As believed by many people, many Chinese parents hold that strict parenting is a decisive factor in helping their children succeed. However, I believe that children nowadays are burdened with too many rules and that strict rules don’t necessarily ensure a quick path to success.
Firstly, family rules and expectation imposed on children are often somewhat too pressing. Chinese education normally requires students to follow a standardized path to college graduation, suggesting drop-outs or occasional absence from classes are not to be tolerated. Parents, therefore, often demand students to follow the social conventions and not to violate any rules. Any deviation from the expectation is deemed to fail without question. However, the truth is that many successful people like Bill Gates and Steve Jobs rose to fame and success without completing their college curriculum. Strict rules may help children be better disciplined and guided, but is not an indispensable key to open the door of success.
Secondly, strict rules may play a negative role if not properly practiced. Children, especially those in their adolescent years, often needs more freedom and given more space and their own choices. Guidance and advices from parents should be given, but mandatory and strict rules can easily invite resistance. Many family conflicts results from ineffective communication and strict parenting, even if the purpose of which are often well-intended and to help children to be successful. The negative effect may also include impaired creativity that children suffer from.
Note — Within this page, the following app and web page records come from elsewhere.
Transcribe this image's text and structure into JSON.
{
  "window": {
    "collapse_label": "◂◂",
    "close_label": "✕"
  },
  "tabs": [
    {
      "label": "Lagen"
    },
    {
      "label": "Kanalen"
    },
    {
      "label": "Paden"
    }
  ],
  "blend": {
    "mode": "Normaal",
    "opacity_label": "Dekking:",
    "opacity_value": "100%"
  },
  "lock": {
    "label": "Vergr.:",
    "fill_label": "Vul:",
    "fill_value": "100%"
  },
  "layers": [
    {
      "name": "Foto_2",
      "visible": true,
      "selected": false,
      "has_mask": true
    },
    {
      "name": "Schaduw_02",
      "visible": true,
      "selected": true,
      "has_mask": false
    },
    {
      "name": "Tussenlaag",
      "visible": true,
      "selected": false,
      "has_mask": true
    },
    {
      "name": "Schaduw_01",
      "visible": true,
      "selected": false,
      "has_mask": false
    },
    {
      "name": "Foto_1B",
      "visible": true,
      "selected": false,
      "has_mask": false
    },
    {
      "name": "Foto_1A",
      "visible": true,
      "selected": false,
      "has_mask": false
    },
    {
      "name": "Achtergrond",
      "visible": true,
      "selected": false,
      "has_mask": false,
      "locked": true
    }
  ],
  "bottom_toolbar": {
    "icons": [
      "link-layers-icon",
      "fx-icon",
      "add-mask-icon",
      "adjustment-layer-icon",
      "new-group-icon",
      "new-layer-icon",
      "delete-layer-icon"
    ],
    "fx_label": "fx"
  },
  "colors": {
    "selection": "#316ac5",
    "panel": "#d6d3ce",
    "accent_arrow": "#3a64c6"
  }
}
Long have kids been told about what should they do and what they must not do, children raised with so many rules around them often turn out to be unimaginative and be deprived of innovative thinking. Therefore, strict rules on children may very likely to have the adverse influence on their future career and personal development.
I would like to say that in order to achieve success, rules are necessary to help children build a good sense of moral value and self-discipline, but strict rules may have the quite opposite effect.